        My point is that if you’re worried about humidity during a major disaster-level outage, don’t. There will be far, far bigger issues with a 48+ hour large-scale power issue (loss of refrigeration for food, loss of sanitation for water/sewer, etc). The off-grid people will really be feeling luxurious! You’ll lose pretty much all utilities, water included, so you’ll be in survival mode and humidity buildup will be less, and not something you’ll be worried about.

        For smaller-scale (neighborhood) but lengthy outages, get a good generator and keep it maintained. I’d stay away from the common brand the box stores carry due to reliability issues with those.


        1. mikeysp | | #6


          Good analysis and perspective on the real issues on one's plate with an extended power outage. I was just wondering if all these well built houses would become greenhouses in an extended situation; but, alas we will have bigger fish to fry than mold in such a situation.

          As for a tight building being the best idea for a permanently off grid house, it is not registering (greenhouse). I am not going this route (off grid); however, a few folks I know are into that and I wondered how it would work for them?

          Thank you gentlemen for your imput.


          1. Expert Member
            BILL WICHERS | | #7

            Tight houses are more energy efficient, other things being equal. Off grid houses tend to have limited energy resources available, so maximizing efficiency is good. On grid houses pay for energy they use, so efficiency is good. On grid houses with power outages running on backup generators are limited on fuel or generator capacity so efficiency is good.

            On grid houses without backup power during power outages want to maintain heat inside for as long as possible. Tight houses will help to do this.

            Any way you look at it, building a tight house helps you. I’d always recommend building as tight as you can, and insulating as well as you can (within reason :). You’ll save energy and money in the long run regardless of where your energy comes from. I always advocate for efficiency, and it’s one area where there really is no downside. If your house gets too hot, open a window or two. Easy.

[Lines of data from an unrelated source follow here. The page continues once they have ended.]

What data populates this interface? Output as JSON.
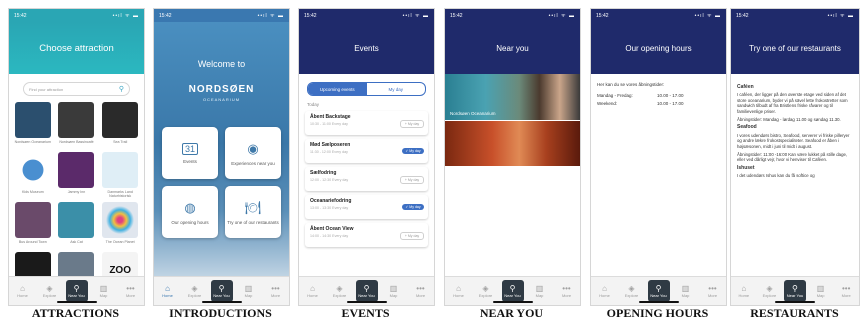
{
  "status": {
    "time": "15:42",
    "signal": "••ıl ᯤ ▬"
  },
  "tabbar": [
    {
      "label": "Home",
      "icon": "⌂"
    },
    {
      "label": "Explore",
      "icon": "◈"
    },
    {
      "label": "Near You",
      "icon": "⚲"
    },
    {
      "label": "Map",
      "icon": "▥"
    },
    {
      "label": "More",
      "icon": "•••"
    }
  ],
  "captions": [
    "ATTRACTIONS",
    "INTRODUCTIONS",
    "EVENTS",
    "NEAR YOU",
    "OPENING HOURS",
    "RESTAURANTS"
  ],
  "attractions": {
    "title": "Choose attraction",
    "search_placeholder": "Find your attraction",
    "items": [
      {
        "label": "Nordsøen Oceanarium",
        "color": "#2b4f6e"
      },
      {
        "label": "Nordsøen Bassincafé",
        "color": "#3a3a3a"
      },
      {
        "label": "Sea Trail",
        "color": "#2a2a2a"
      },
      {
        "label": "Kids Museum",
        "color": "#4a8fd0"
      },
      {
        "label": "Jammy Inn",
        "color": "#5b2a6a"
      },
      {
        "label": "Danmarks Land Naturhistorisk",
        "color": "#dfeef6"
      },
      {
        "label": "Bus Around Town",
        "color": "#6a4a6a"
      },
      {
        "label": "Ask Cat",
        "color": "#3b8fa8"
      },
      {
        "label": "The Ocean Planet",
        "color": "#e0e6ee"
      },
      {
        "label": "",
        "color": "#1a1a1a"
      },
      {
        "label": "",
        "color": "#6a7a8a"
      },
      {
        "label": "",
        "color": "#f4f4f4"
      }
    ],
    "zoo_text": "ZOO"
  },
  "intro": {
    "welcome": "Welcome to",
    "brand": "NORDSØEN",
    "brand_sub": "OCEANARIUM",
    "cards": [
      {
        "label": "Events",
        "icon": "31"
      },
      {
        "label": "Experiences near you",
        "icon": "◉"
      },
      {
        "label": "Our opening hours",
        "icon": "◍"
      },
      {
        "label": "Try one of our restaurants",
        "icon": "🍽"
      }
    ]
  },
  "events": {
    "title": "Events",
    "tab_upcoming": "Upcoming events",
    "tab_mine": "My day",
    "today_label": "Today",
    "items": [
      {
        "name": "Åbent Backstage",
        "sub": "10:30 - 11:00 Every day",
        "btn": "+ My day",
        "selected": false
      },
      {
        "name": "Mød Sælposeren",
        "sub": "11:30 - 12:00 Every day",
        "btn": "✓ My day",
        "selected": true
      },
      {
        "name": "Sælfodring",
        "sub": "12:00 - 12:30 Every day",
        "btn": "+ My day",
        "selected": false
      },
      {
        "name": "Oceanariefodring",
        "sub": "13:00 - 13:30 Every day",
        "btn": "✓ My day",
        "selected": true
      },
      {
        "name": "Åbent Ocean View",
        "sub": "14:00 - 14:30 Every day",
        "btn": "+ My day",
        "selected": false
      }
    ]
  },
  "near": {
    "title": "Near you",
    "items": [
      {
        "label": "Nordsøen Oceanarium"
      },
      {
        "label": ""
      }
    ]
  },
  "hours": {
    "title": "Our opening hours",
    "intro": "Her kan du se vores åbningstider:",
    "rows": [
      {
        "day": "Mandag - Fredag:",
        "time": "10.00 - 17.00"
      },
      {
        "day": "Weekend:",
        "time": "10.00 - 17.00"
      }
    ]
  },
  "restaurants": {
    "title": "Try one of our restaurants",
    "sections": [
      {
        "heading": "Caféen",
        "paras": [
          "I caféen, der ligger på den øverste etage ved siden af det store oceanarium, byder vi på sävel lette frokostretter som sandwich tilbudt af fra Bristlens friske råvarer og til familievenlige priser.",
          "Åbningstider: Mandag - lørdag 11.00 og søndag 11.30."
        ]
      },
      {
        "heading": "Seafood",
        "paras": [
          "I vores udendørs bistro, Seafood, serverer vi friske pilleryer og andre lækre frokostspecialiteter. Seafood er åben i højsæsonen, midt i juni til midt i august.",
          "Åbningstider: 11:00 -16:00 Kan være lukket på stille dage, eller ved dårligt vejr, hvor vi henviser til Caféen."
        ]
      },
      {
        "heading": "Ishuset",
        "paras": [
          "I det udendørs Ishus kan du få softice og"
        ]
      }
    ]
  },
  "colors": {
    "teal": "#2aa6b4",
    "navy": "#1f2a6b",
    "blue": "#3d6fc3"
  }
}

  2. Expert Member


    Tight houses need ventilation. If they can't have it supplied mechanically, because there is no power to do so, they need to have it supplied passively by opening windows. One way or another there needs to be a mechanism to remove both humid air and contaminants.

  3. Jon_R | | #4

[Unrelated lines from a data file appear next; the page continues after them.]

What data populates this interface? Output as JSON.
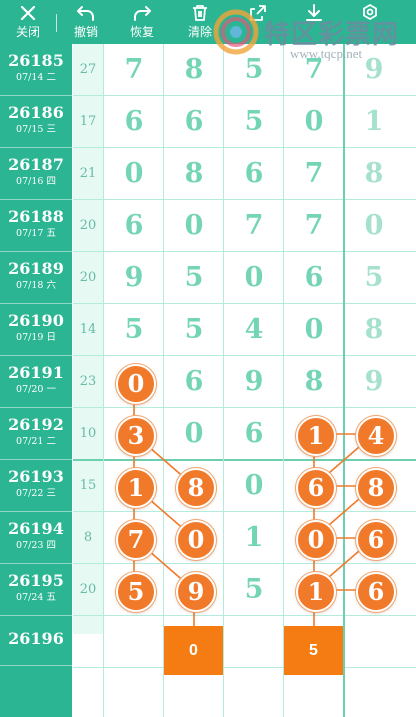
{
  "toolbar": {
    "buttons": [
      {
        "id": "close",
        "label": "关闭",
        "icon": "close-icon"
      },
      {
        "id": "undo",
        "label": "撤销",
        "icon": "undo-icon"
      },
      {
        "id": "redo",
        "label": "恢复",
        "icon": "redo-icon"
      },
      {
        "id": "clear",
        "label": "清除",
        "icon": "trash-icon"
      },
      {
        "id": "share",
        "label": "",
        "icon": "share-icon"
      },
      {
        "id": "download",
        "label": "",
        "icon": "download-icon"
      },
      {
        "id": "settings",
        "label": "",
        "icon": "settings-icon"
      }
    ]
  },
  "watermark": {
    "title": "特区彩票网",
    "url": "www.tqcp.net"
  },
  "rows": [
    {
      "period": "26185",
      "date": "07/14 二",
      "sum": "27",
      "digits": [
        "7",
        "8",
        "5",
        "7",
        "9"
      ]
    },
    {
      "period": "26186",
      "date": "07/15 三",
      "sum": "17",
      "digits": [
        "6",
        "6",
        "5",
        "0",
        "1"
      ]
    },
    {
      "period": "26187",
      "date": "07/16 四",
      "sum": "21",
      "digits": [
        "0",
        "8",
        "6",
        "7",
        "8"
      ]
    },
    {
      "period": "26188",
      "date": "07/17 五",
      "sum": "20",
      "digits": [
        "6",
        "0",
        "7",
        "7",
        "0"
      ]
    },
    {
      "period": "26189",
      "date": "07/18 六",
      "sum": "20",
      "digits": [
        "9",
        "5",
        "0",
        "6",
        "5"
      ]
    },
    {
      "period": "26190",
      "date": "07/19 日",
      "sum": "14",
      "digits": [
        "5",
        "5",
        "4",
        "0",
        "8"
      ]
    },
    {
      "period": "26191",
      "date": "07/20 一",
      "sum": "23",
      "digits": [
        "0",
        "6",
        "9",
        "8",
        "9"
      ]
    },
    {
      "period": "26192",
      "date": "07/21 二",
      "sum": "10",
      "digits": [
        "3",
        "0",
        "6",
        "1",
        "4"
      ]
    },
    {
      "period": "26193",
      "date": "07/22 三",
      "sum": "15",
      "digits": [
        "1",
        "8",
        "0",
        "6",
        "8"
      ]
    },
    {
      "period": "26194",
      "date": "07/23 四",
      "sum": "8",
      "digits": [
        "7",
        "0",
        "1",
        "0",
        "6"
      ]
    },
    {
      "period": "26195",
      "date": "07/24 五",
      "sum": "20",
      "digits": [
        "5",
        "9",
        "5",
        "1",
        "6"
      ]
    }
  ],
  "next": {
    "period": "26196",
    "picks": [
      "0",
      "5"
    ]
  },
  "colors": {
    "green": "#2bb592",
    "orange": "#f07a2a",
    "pick": "#f57c12"
  }
}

    The same moisture sources with less ventilation = higher interior humidity. But tight building is still a good idea. If you rely on leaks, then ventilation is often too much or too little - depending on wind. If you use a window, you can make it exactly what is needed (for humidity and indoor air quality).

  4. GBA Editor
    Martin Holladay | | #8

    People lived without electricity for hundreds of years, and most homes weren't overwhelmed by mold.

    In the winter, most people keep their windows closed. They don't usually have mold problems because winter air holds very little moisture. Winter air is dry air.

    Before the invention of air conditioning, during the summer in Tennessee, when the outdoor air was hot and humid, most people opened their windows. The humidity conditions in the house were identical to the humidity conditions outdoors. There weren't any cold surfaces where condensation could happen, except for the glass of lemonade with ice cubes that most people had in their hands.

    1. mikeysp | | #9

      Thank you Martin. I thought the tighter envelope of our day made some difference. So, it is the humidity touching cool surfaces which turns it back into a dew, water state, and grows mold. So an open window on a tight house is the same as an open window on a two hundred year old log cabin. I don't fully ggrasp the whole concept, but I am satisfied for now. Thank you.


Log in or create an account to post an answer.


Recent Questions and Replies

  • |
  • |
  • |
  • |